Most of us rely on a cup of coffee to wake us up in the morning, and many people feel more lethargic during their time of the month. However, try to avoid drinking more caffeine when your cramps are bad. Caffeine can cause your blood vessels to narrow, which makes cramps more painful. The only caveat here is that caffeine can help NSAIDs get to work faster, so if your NSAIDs have caffeine in them, go ahead and take them as normal.
It’s understandable if you don’t feel up to exercising during your period. Just thinking about exercising when you are in pain and fatigue can make you want to curl up in a ball, watch Netflix all day and eat copious amounts of junk food! But exercise really can help reduce your pain!
Now, this doesn’t mean you have to go for a 5-mile run or do an hour-long dance workout video. Just a short amount of gentle exercise, such as walking, yoga, or Pilates, is enough to release those endorphins, increase blood flow, and make you feel more relaxed. Not only that, that useful hormone will help to lift your mood for the rest of the day.
Yoga is a particularly beneficial form of exercise when you’re on your period as certain poses, such as the cobra and fish, can help stretch the abdomen muscles and stimulate blood flow.
Massaging your lower abdomen in light, circular motions with essential oils can be another effective way to reduce period cramps.
According to a study published in The Journal of Obstetrics and Genecology Research, certain high-quality aromatic essential oils, such as marjoram, lavender, and clary sage, massaged into the skin are effective at relieving period cramps and reducing the length of time they are present.
If you are worried about potential irritation to your skin, try mixing a little essential oil with an unscented lotion or body cream before massaging it into your skin. Lavender can be particularly helpful when you’re getting ready to go to sleep or if you wake up in pain during the night.
Have an Orgasm
Have you ever had an orgasm when you’ve had a headache and noticed that your pain was reduced or went away? If so, it may not surprise you to find out that there’s actually evidence that having an orgasm is a natural pain reliever.
Orgasms release endorphins and oxytocin, which help reduce the amount of pain you’ve felt. A 1985 study found that vaginal self-stimulation actually doubled women’s tolerance for pain, so give it a try before bed to help you get off to sleep.
Each of these methods can work to reduce inflammation, stop the pain, and increase blood flow to the uterus, so it is really up to you to find out which method works best for you and your cycle.
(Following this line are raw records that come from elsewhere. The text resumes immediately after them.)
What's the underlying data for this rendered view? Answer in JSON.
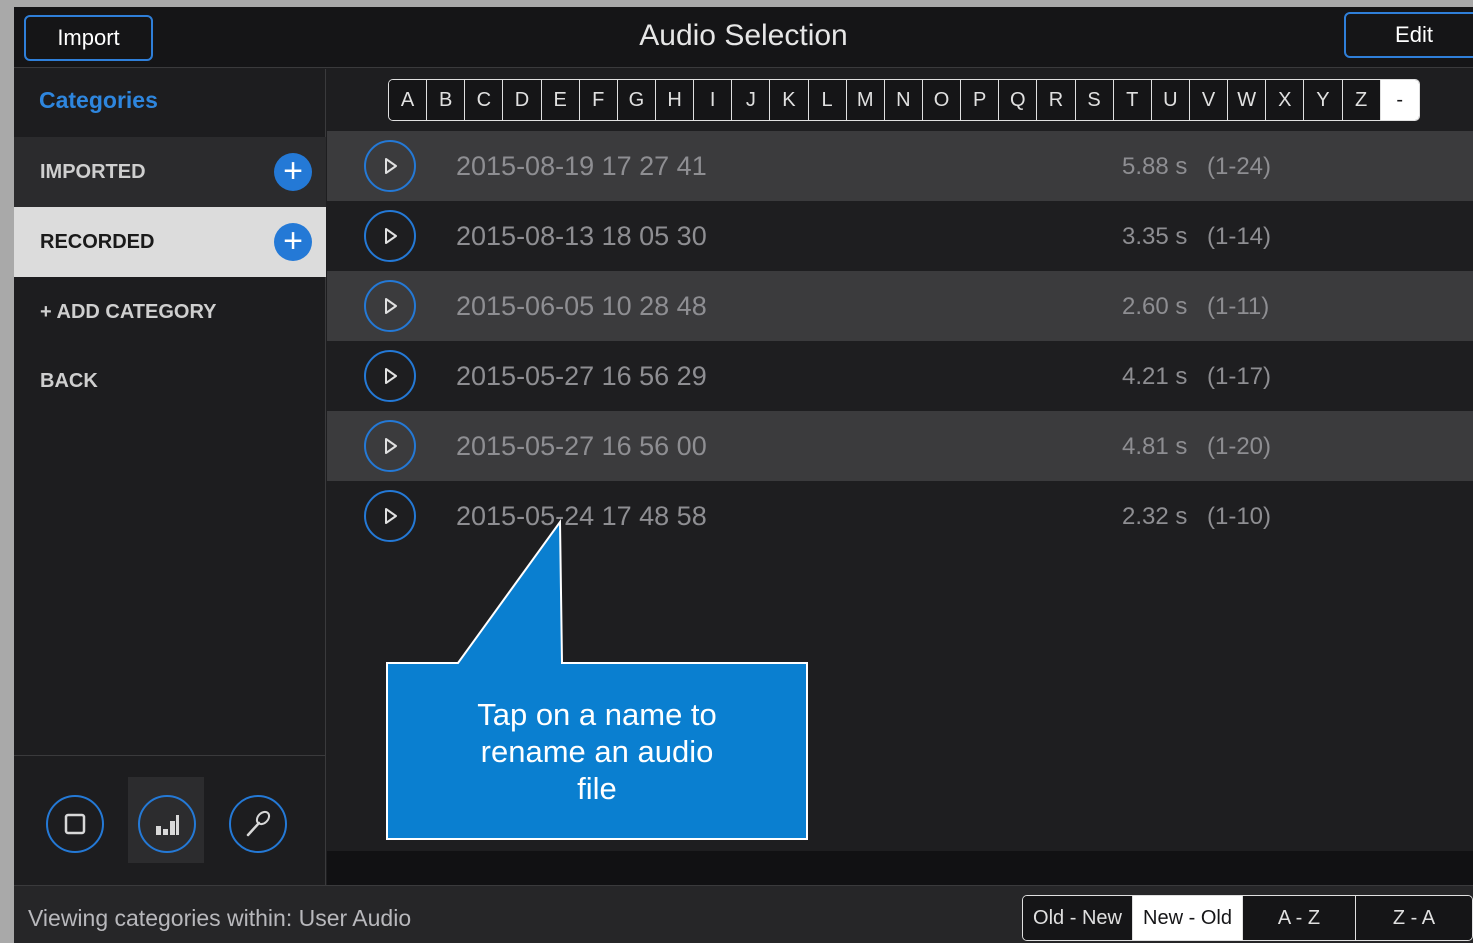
{
  "header": {
    "title": "Audio Selection",
    "import_label": "Import",
    "edit_label": "Edit"
  },
  "sidebar": {
    "title": "Categories",
    "items": [
      {
        "label": "IMPORTED",
        "has_add": true,
        "selected": false
      },
      {
        "label": "RECORDED",
        "has_add": true,
        "selected": true
      },
      {
        "label": "+ ADD CATEGORY",
        "has_add": false,
        "selected": false
      },
      {
        "label": "BACK",
        "has_add": false,
        "selected": false
      }
    ],
    "tools": [
      "stop-icon",
      "levels-icon",
      "microphone-icon"
    ]
  },
  "alphabet": [
    "A",
    "B",
    "C",
    "D",
    "E",
    "F",
    "G",
    "H",
    "I",
    "J",
    "K",
    "L",
    "M",
    "N",
    "O",
    "P",
    "Q",
    "R",
    "S",
    "T",
    "U",
    "V",
    "W",
    "X",
    "Y",
    "Z",
    "-"
  ],
  "alphabet_active": "-",
  "files": [
    {
      "name": "2015-08-19 17 27 41",
      "duration": "5.88 s",
      "range": "(1-24)"
    },
    {
      "name": "2015-08-13 18 05 30",
      "duration": "3.35 s",
      "range": "(1-14)"
    },
    {
      "name": "2015-06-05 10 28 48",
      "duration": "2.60 s",
      "range": "(1-11)"
    },
    {
      "name": "2015-05-27 16 56 29",
      "duration": "4.21 s",
      "range": "(1-17)"
    },
    {
      "name": "2015-05-27 16 56 00",
      "duration": "4.81 s",
      "range": "(1-20)"
    },
    {
      "name": "2015-05-24 17 48 58",
      "duration": "2.32 s",
      "range": "(1-10)"
    }
  ],
  "callout": {
    "text": "Tap on a name to rename an audio file"
  },
  "footer": {
    "status": "Viewing categories within: User Audio",
    "sort_options": [
      "Old - New",
      "New - Old",
      "A - Z",
      "Z - A"
    ],
    "sort_active": "New - Old"
  },
  "colors": {
    "accent": "#2479d6",
    "callout": "#0a7fd0"
  }
}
One huge benefit to our period heat patches is that they can be used alongside other period cramp reduction methods so you can get the ultimate pain relief, working directly where you most need it, whenever you need it.